Muslim millennial travelers are big business – and Asia is cashing in
Malaysia, Indonesia, and Japan have been named the three favourite destinations among millennial Muslims, according to a recent survey.
The survey published in “Muslim Millennial Travel Report 2017” found that the majority of respondents chose these countries as they were “affordable, authentic, accessible”, according to the Inquirer recently.
The report by global payments and technology company MasterCard and Muslim- and Halal-focused travel platform HalalTrip said this was why brands should pay close attention to the segment as this generation is expected to represent a $100-billion market by 2025.
The survey looks at Muslim millennial travelers’ (also known as MMTs) trip-planning and travel decision-making processes, key experiences and activities they seek. It also looks at their social media and other digital behaviors while travelling, and the market’s potential in relation to certain sectors in the tourism and hospitality industries, the Inquirer report said.
Some 370 respondents aged between 18 and 36 from Africa, the Americas, Asia Pacific, Europe, and the Middle East in the survey carried out online between April to September this year.
Over 93 percent of the respondents named “leisure and holiday”, “experiencing local culture and heritage” and “visiting friends and relatives” as their three main reasons for travelling. Nearly half said they travelled two to five times a year with 41 percent saying they usually travelled with family while 32 percent said they travelled with friends.
Their trips lasted an average of four to six days and they typically spend between US$100 to $500 for each component of their trip, including flights, accommodation, meals, shopping, and miscellaneous expenses.
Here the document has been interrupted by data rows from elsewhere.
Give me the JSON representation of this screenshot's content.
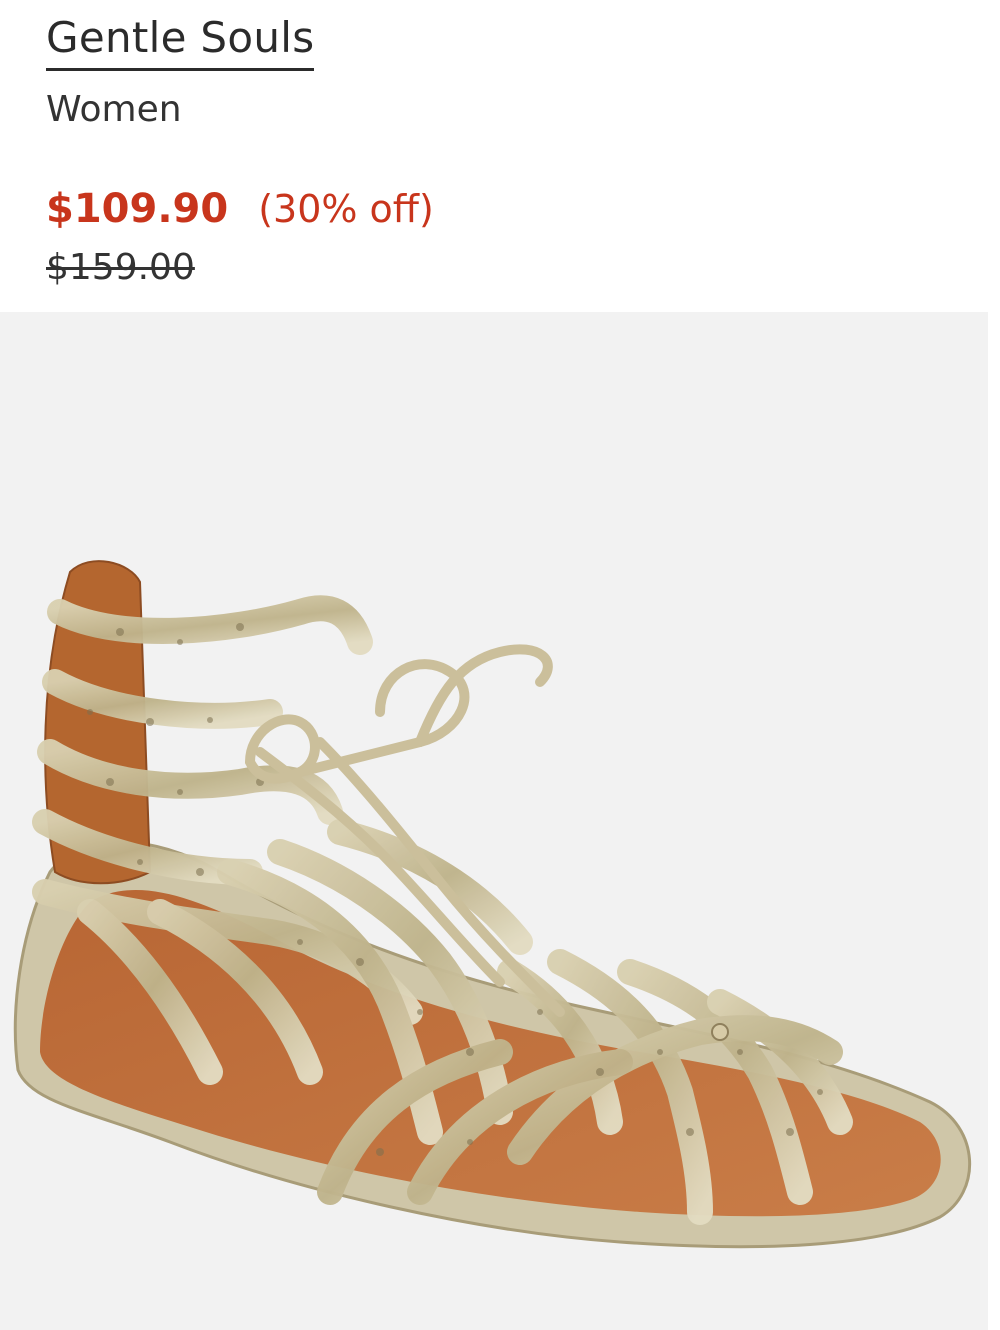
{
  "product": {
    "brand": "Gentle Souls",
    "category": "Women",
    "sale_price": "$109.90",
    "discount": "(30% off)",
    "original_price": "$159.00",
    "image_icon": "metallic-gladiator-sandal-image"
  },
  "colors": {
    "sale": "#c8351c",
    "text": "#2b2b2b",
    "image_background": "#f2f2f2"
  }
}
The factors that influenced the respondents’ travel decisions include flight and lodging, safety and terrorism concerns, and availability of Halal food, among others.
The MMTs also said they were highly influenced by online information posted by other travelers and review sites. The majority of the respondents (61 percent) book hotels depending on their affordability, location and availability of WiFi.
“Millennial values are increasingly shifting away from the acquisition of goods toward a focus on experiences such as travel. For Muslim millennials, travel is more than just a vacation, it is often viewed as an opportunity for personal growth and development, to seek new experiences and for bonding with family and friends,” Mastercard Indonesia, Malaysia and Brunei division vice-president for core and digital products Aisha Islam was quoted as saying.
Approximately one billion Muslims are under the age of 30 and represent 60 percent of the population in Muslim majority countries, the report said, showing the opportunity that lies in the Muslim travel market. Muslims are also projected to make up 29 percent of the global population aged between 15 and 29 by 2030.
Despite coming in second this year, Indonesian Tourism Minister Arief Yahya said the country was grateful for the achievement as it was an improvement from last year.
The republic is also determined to topple Malaysia from the first place in the near future.
“Our emotional rival is Malaysia, while Thailand is our professional rival. We need to find ways to defeat our rivals and how to catch up with them,” Arief said, as quoted by the Jakarta Post.